We also spend a good time discussing the nuances of creating safe healing spaces for themselves and their clients. In my twenty-five years of practicing, one of the things I regrettably noticed was other practitioners coming to me for the first time, traumatized from practicing some kind of healing work, due to not tending to the nuances of creating these safe spaces. Some people think that creating safe spaces can be reduced to a few anecdotes that involve “protecting yourself,” while maybe helpful, it is much deeper than this, which we cover towards the latter part of Level I.
I feel the way the programs are established is a paradigm shift. Before going into the nuances of healing various different kinds of ailments, which is what we will do in Level II, I feel it is absolutely essential that people feel comfortable practicing the fundamentals of Curanderismo, and understand the nuances of creating safe healing spaces for themselves and clients. In both programs, we meet once a month for two hours, for one year. To truly honor this practice and go deeper we must be willing to stay committed for years. This is a shift to the Western get certified (validated?) in a few days, weeks, months programs. These programs have their place, and this is not what curanderismo is about, this practice is a commitment. The people who I see show up monthly and engage in the chatboards have made amazing strides! I am so excited for Level II and see what comes of it!
What pop culture moment made you feel seen?
After the release of my first book, Cleansing Rites of Curanderismo, and other books, offering limpias, platicas, and soul retrieval became not only accepted, but vastly more common. This is beautiful! I absolutely love that more people are open to offering and receiving our ancestral ways of healing.
How do you practice self care?
This is a very extensive list and essentially covers my entire day.
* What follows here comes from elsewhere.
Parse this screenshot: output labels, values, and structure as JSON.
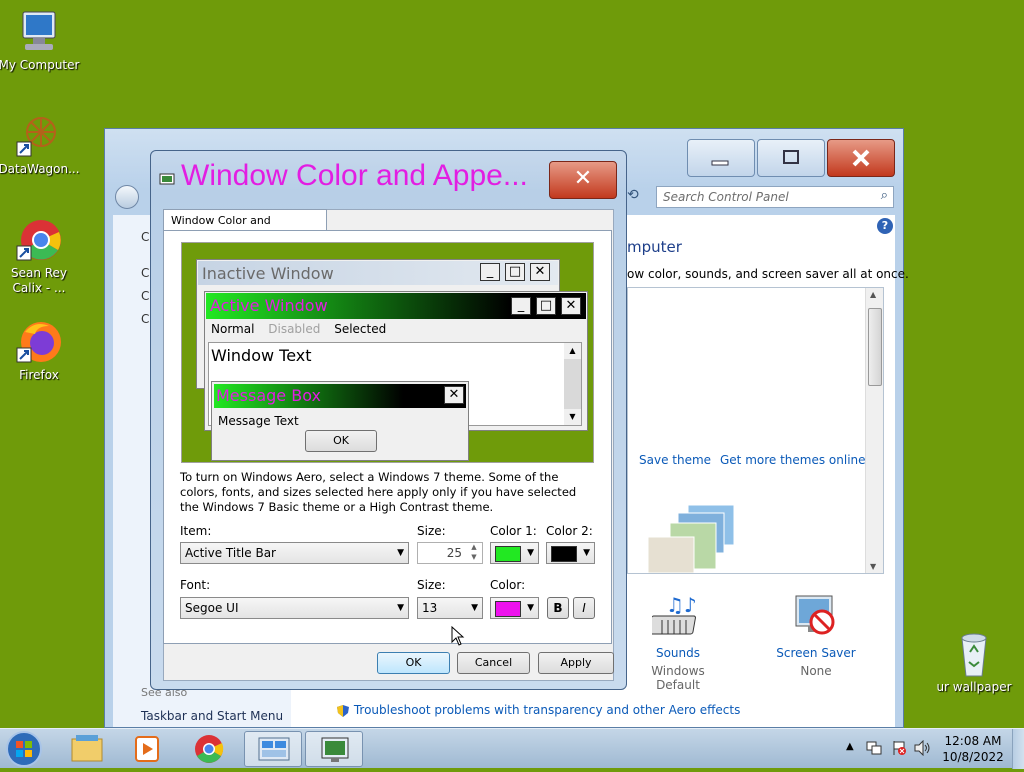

I do more intensive limpias once a month, which is usually a baño with a concreted tea of herbs and flowers that are in my garden and shelves, and two cups of Epsom salt.
Shoutout an Instagram account that could use more love and tell us why you’re a fan:
Edith Rincon (@mariposa_mistica) is compassionate and loving when helping people through anxiety and also integrates limpias in her practice.
Shoutout your favorite Latina owned business and why:
Hilda Ramirez. (@HealingDivineSkin) integrates her healing work and work as an esthetician to provide holistic self-care and beauty.